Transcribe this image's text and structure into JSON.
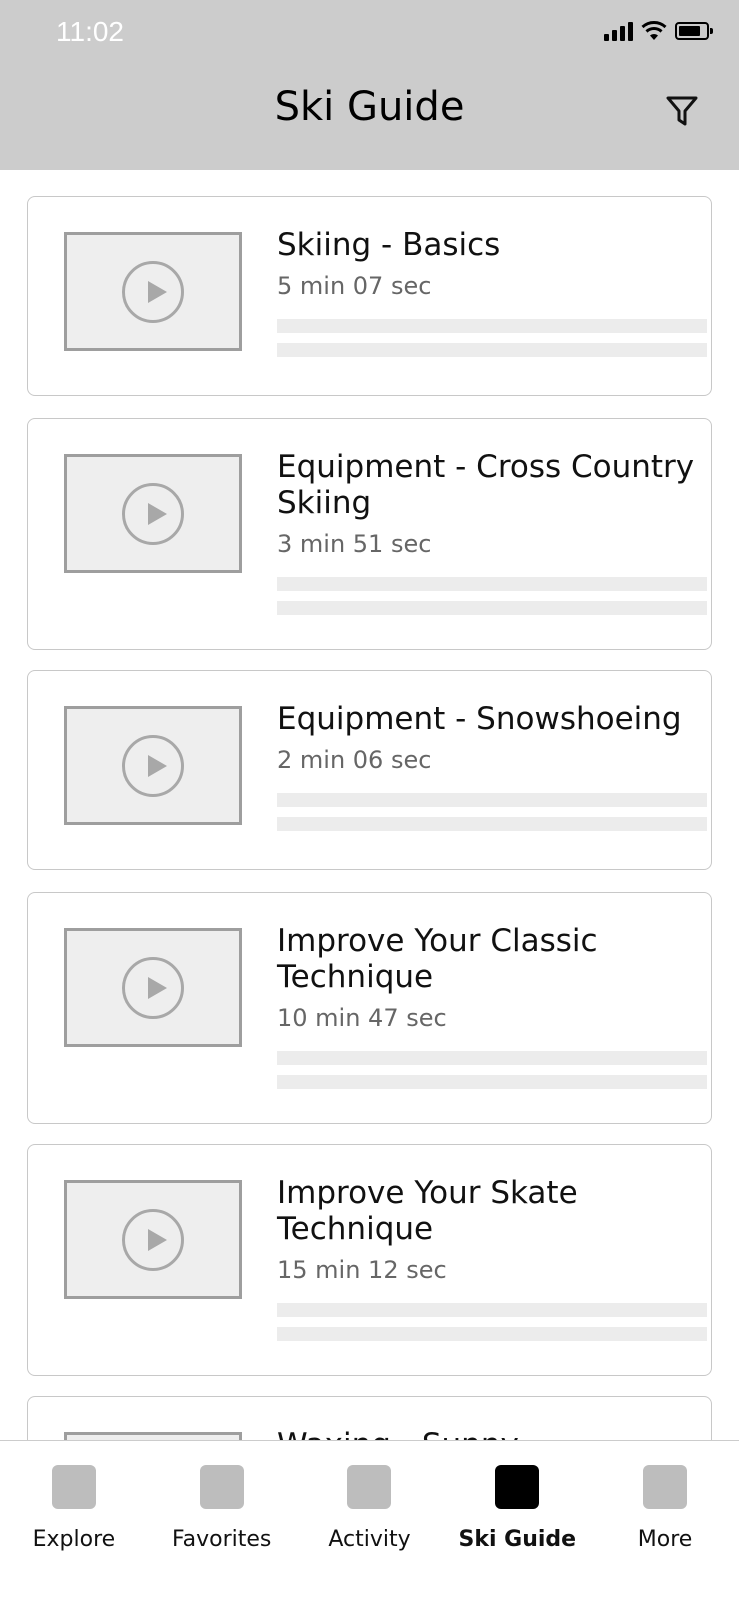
{
  "status_bar": {
    "time": "11:02"
  },
  "header": {
    "title": "Ski Guide",
    "filter_icon": "filter-icon"
  },
  "videos": [
    {
      "title": "Skiing - Basics",
      "duration": "5 min 07 sec"
    },
    {
      "title": "Equipment - Cross Country Skiing",
      "duration": "3 min 51 sec"
    },
    {
      "title": "Equipment - Snowshoeing",
      "duration": "2 min 06 sec"
    },
    {
      "title": "Improve Your Classic Technique",
      "duration": "10 min 47 sec"
    },
    {
      "title": "Improve Your Skate Technique",
      "duration": "15 min 12 sec"
    },
    {
      "title": "Waxing - Sunny",
      "duration": ""
    }
  ],
  "bottom_nav": {
    "items": [
      {
        "label": "Explore",
        "active": false
      },
      {
        "label": "Favorites",
        "active": false
      },
      {
        "label": "Activity",
        "active": false
      },
      {
        "label": "Ski Guide",
        "active": true
      },
      {
        "label": "More",
        "active": false
      }
    ]
  },
  "colors": {
    "header_bg": "#cccccc",
    "placeholder": "#eeeeee",
    "active_nav": "#000000",
    "inactive_nav": "#bdbdbd"
  }
}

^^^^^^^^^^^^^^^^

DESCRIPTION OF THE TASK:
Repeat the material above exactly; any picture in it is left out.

COMPLETED EXERCISE:
Transcribe this image's text and structure into JSON.
{
  "status_bar": {
    "time": "11:02"
  },
  "header": {
    "title": "Ski Guide",
    "filter_icon": "filter-icon"
  },
  "videos": [
    {
      "title": "Skiing - Basics",
      "duration": "5 min 07 sec"
    },
    {
      "title": "Equipment - Cross Country Skiing",
      "duration": "3 min 51 sec"
    },
    {
      "title": "Equipment - Snowshoeing",
      "duration": "2 min 06 sec"
    },
    {
      "title": "Improve Your Classic Technique",
      "duration": "10 min 47 sec"
    },
    {
      "title": "Improve Your Skate Technique",
      "duration": "15 min 12 sec"
    },
    {
      "title": "Waxing - Sunny",
      "duration": ""
    }
  ],
  "bottom_nav": {
    "items": [
      {
        "label": "Explore",
        "active": false
      },
      {
        "label": "Favorites",
        "active": false
      },
      {
        "label": "Activity",
        "active": false
      },
      {
        "label": "Ski Guide",
        "active": true
      },
      {
        "label": "More",
        "active": false
      }
    ]
  },
  "colors": {
    "header_bg": "#cccccc",
    "placeholder": "#eeeeee",
    "active_nav": "#000000",
    "inactive_nav": "#bdbdbd"
  }
}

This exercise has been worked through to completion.